===== Supplied material
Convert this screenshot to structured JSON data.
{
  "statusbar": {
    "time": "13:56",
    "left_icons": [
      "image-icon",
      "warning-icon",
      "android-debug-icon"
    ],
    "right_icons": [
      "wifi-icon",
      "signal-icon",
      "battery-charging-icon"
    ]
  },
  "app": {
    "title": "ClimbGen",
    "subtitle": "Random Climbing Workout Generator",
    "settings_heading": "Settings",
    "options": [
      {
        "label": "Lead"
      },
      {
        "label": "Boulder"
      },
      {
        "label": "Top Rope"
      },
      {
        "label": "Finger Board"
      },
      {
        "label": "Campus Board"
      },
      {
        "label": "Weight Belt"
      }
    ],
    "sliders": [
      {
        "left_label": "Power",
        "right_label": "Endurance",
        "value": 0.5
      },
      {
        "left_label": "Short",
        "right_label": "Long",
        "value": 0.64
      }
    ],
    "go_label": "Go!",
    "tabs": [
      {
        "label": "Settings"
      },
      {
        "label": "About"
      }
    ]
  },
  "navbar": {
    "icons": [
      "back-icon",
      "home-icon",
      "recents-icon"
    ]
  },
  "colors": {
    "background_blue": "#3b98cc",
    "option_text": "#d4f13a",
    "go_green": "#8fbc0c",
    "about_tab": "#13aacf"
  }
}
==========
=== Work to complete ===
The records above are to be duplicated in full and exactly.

=== Response for this exercise ===
Convert this screenshot to structured JSON data.
{
  "statusbar": {
    "time": "13:56",
    "left_icons": [
      "image-icon",
      "warning-icon",
      "android-debug-icon"
    ],
    "right_icons": [
      "wifi-icon",
      "signal-icon",
      "battery-charging-icon"
    ]
  },
  "app": {
    "title": "ClimbGen",
    "subtitle": "Random Climbing Workout Generator",
    "settings_heading": "Settings",
    "options": [
      {
        "label": "Lead"
      },
      {
        "label": "Boulder"
      },
      {
        "label": "Top Rope"
      },
      {
        "label": "Finger Board"
      },
      {
        "label": "Campus Board"
      },
      {
        "label": "Weight Belt"
      }
    ],
    "sliders": [
      {
        "left_label": "Power",
        "right_label": "Endurance",
        "value": 0.5
      },
      {
        "left_label": "Short",
        "right_label": "Long",
        "value": 0.64
      }
    ],
    "go_label": "Go!",
    "tabs": [
      {
        "label": "Settings"
      },
      {
        "label": "About"
      }
    ]
  },
  "navbar": {
    "icons": [
      "back-icon",
      "home-icon",
      "recents-icon"
    ]
  },
  "colors": {
    "background_blue": "#3b98cc",
    "option_text": "#d4f13a",
    "go_green": "#8fbc0c",
    "about_tab": "#13aacf"
  }
}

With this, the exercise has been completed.